• **ACTIVITY**: Write out the data exactly, every line included.

** SOURCE MATERIAL follows **

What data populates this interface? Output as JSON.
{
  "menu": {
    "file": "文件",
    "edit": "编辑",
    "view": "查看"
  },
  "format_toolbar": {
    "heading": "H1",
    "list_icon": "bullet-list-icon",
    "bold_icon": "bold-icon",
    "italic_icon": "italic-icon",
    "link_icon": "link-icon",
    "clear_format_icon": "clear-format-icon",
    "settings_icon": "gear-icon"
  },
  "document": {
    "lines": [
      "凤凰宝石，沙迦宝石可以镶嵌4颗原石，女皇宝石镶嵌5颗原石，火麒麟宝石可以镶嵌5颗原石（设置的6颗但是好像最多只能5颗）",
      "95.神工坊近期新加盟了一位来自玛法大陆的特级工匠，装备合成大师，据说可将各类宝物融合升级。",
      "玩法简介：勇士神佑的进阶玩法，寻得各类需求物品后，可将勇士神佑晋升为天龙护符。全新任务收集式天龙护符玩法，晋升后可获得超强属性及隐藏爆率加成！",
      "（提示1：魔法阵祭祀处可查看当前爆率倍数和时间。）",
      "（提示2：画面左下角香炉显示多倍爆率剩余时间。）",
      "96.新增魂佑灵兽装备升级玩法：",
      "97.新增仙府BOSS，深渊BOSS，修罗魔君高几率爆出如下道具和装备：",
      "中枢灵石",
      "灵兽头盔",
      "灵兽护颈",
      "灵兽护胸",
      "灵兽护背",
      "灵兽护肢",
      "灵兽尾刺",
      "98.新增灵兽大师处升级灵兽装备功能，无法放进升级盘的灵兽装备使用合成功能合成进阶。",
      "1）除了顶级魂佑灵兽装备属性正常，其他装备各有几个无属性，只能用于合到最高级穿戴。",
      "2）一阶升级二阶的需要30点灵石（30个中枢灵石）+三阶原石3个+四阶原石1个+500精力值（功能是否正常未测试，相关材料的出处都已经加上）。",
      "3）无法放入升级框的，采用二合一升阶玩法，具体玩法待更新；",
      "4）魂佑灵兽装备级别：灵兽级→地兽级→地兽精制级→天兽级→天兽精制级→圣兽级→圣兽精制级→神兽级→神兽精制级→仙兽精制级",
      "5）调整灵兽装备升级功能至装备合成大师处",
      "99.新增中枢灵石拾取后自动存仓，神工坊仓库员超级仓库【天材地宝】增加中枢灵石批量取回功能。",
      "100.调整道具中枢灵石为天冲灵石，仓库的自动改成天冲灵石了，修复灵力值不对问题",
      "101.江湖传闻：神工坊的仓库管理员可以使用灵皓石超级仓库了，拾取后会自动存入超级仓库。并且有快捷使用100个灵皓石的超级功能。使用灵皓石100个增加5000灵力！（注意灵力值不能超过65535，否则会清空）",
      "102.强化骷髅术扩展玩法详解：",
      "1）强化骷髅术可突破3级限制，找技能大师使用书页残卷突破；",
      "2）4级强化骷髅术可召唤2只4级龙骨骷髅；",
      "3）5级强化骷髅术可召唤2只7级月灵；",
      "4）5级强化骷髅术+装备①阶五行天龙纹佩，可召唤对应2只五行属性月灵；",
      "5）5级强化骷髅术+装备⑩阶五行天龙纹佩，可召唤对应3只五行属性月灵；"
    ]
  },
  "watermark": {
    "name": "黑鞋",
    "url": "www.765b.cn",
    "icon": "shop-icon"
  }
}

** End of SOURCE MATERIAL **

• **SOLVED PROBLEM**:
What data populates this interface? Output as JSON.
{
  "menu": {
    "file": "文件",
    "edit": "编辑",
    "view": "查看"
  },
  "format_toolbar": {
    "heading": "H1",
    "list_icon": "bullet-list-icon",
    "bold_icon": "bold-icon",
    "italic_icon": "italic-icon",
    "link_icon": "link-icon",
    "clear_format_icon": "clear-format-icon",
    "settings_icon": "gear-icon"
  },
  "document": {
    "lines": [
      "凤凰宝石，沙迦宝石可以镶嵌4颗原石，女皇宝石镶嵌5颗原石，火麒麟宝石可以镶嵌5颗原石（设置的6颗但是好像最多只能5颗）",
      "95.神工坊近期新加盟了一位来自玛法大陆的特级工匠，装备合成大师，据说可将各类宝物融合升级。",
      "玩法简介：勇士神佑的进阶玩法，寻得各类需求物品后，可将勇士神佑晋升为天龙护符。全新任务收集式天龙护符玩法，晋升后可获得超强属性及隐藏爆率加成！",
      "（提示1：魔法阵祭祀处可查看当前爆率倍数和时间。）",
      "（提示2：画面左下角香炉显示多倍爆率剩余时间。）",
      "96.新增魂佑灵兽装备升级玩法：",
      "97.新增仙府BOSS，深渊BOSS，修罗魔君高几率爆出如下道具和装备：",
      "中枢灵石",
      "灵兽头盔",
      "灵兽护颈",
      "灵兽护胸",
      "灵兽护背",
      "灵兽护肢",
      "灵兽尾刺",
      "98.新增灵兽大师处升级灵兽装备功能，无法放进升级盘的灵兽装备使用合成功能合成进阶。",
      "1）除了顶级魂佑灵兽装备属性正常，其他装备各有几个无属性，只能用于合到最高级穿戴。",
      "2）一阶升级二阶的需要30点灵石（30个中枢灵石）+三阶原石3个+四阶原石1个+500精力值（功能是否正常未测试，相关材料的出处都已经加上）。",
      "3）无法放入升级框的，采用二合一升阶玩法，具体玩法待更新；",
      "4）魂佑灵兽装备级别：灵兽级→地兽级→地兽精制级→天兽级→天兽精制级→圣兽级→圣兽精制级→神兽级→神兽精制级→仙兽精制级",
      "5）调整灵兽装备升级功能至装备合成大师处",
      "99.新增中枢灵石拾取后自动存仓，神工坊仓库员超级仓库【天材地宝】增加中枢灵石批量取回功能。",
      "100.调整道具中枢灵石为天冲灵石，仓库的自动改成天冲灵石了，修复灵力值不对问题",
      "101.江湖传闻：神工坊的仓库管理员可以使用灵皓石超级仓库了，拾取后会自动存入超级仓库。并且有快捷使用100个灵皓石的超级功能。使用灵皓石100个增加5000灵力！（注意灵力值不能超过65535，否则会清空）",
      "102.强化骷髅术扩展玩法详解：",
      "1）强化骷髅术可突破3级限制，找技能大师使用书页残卷突破；",
      "2）4级强化骷髅术可召唤2只4级龙骨骷髅；",
      "3）5级强化骷髅术可召唤2只7级月灵；",
      "4）5级强化骷髅术+装备①阶五行天龙纹佩，可召唤对应2只五行属性月灵；",
      "5）5级强化骷髅术+装备⑩阶五行天龙纹佩，可召唤对应3只五行属性月灵；"
    ]
  },
  "watermark": {
    "name": "黑鞋",
    "url": "www.765b.cn",
    "icon": "shop-icon"
  }
}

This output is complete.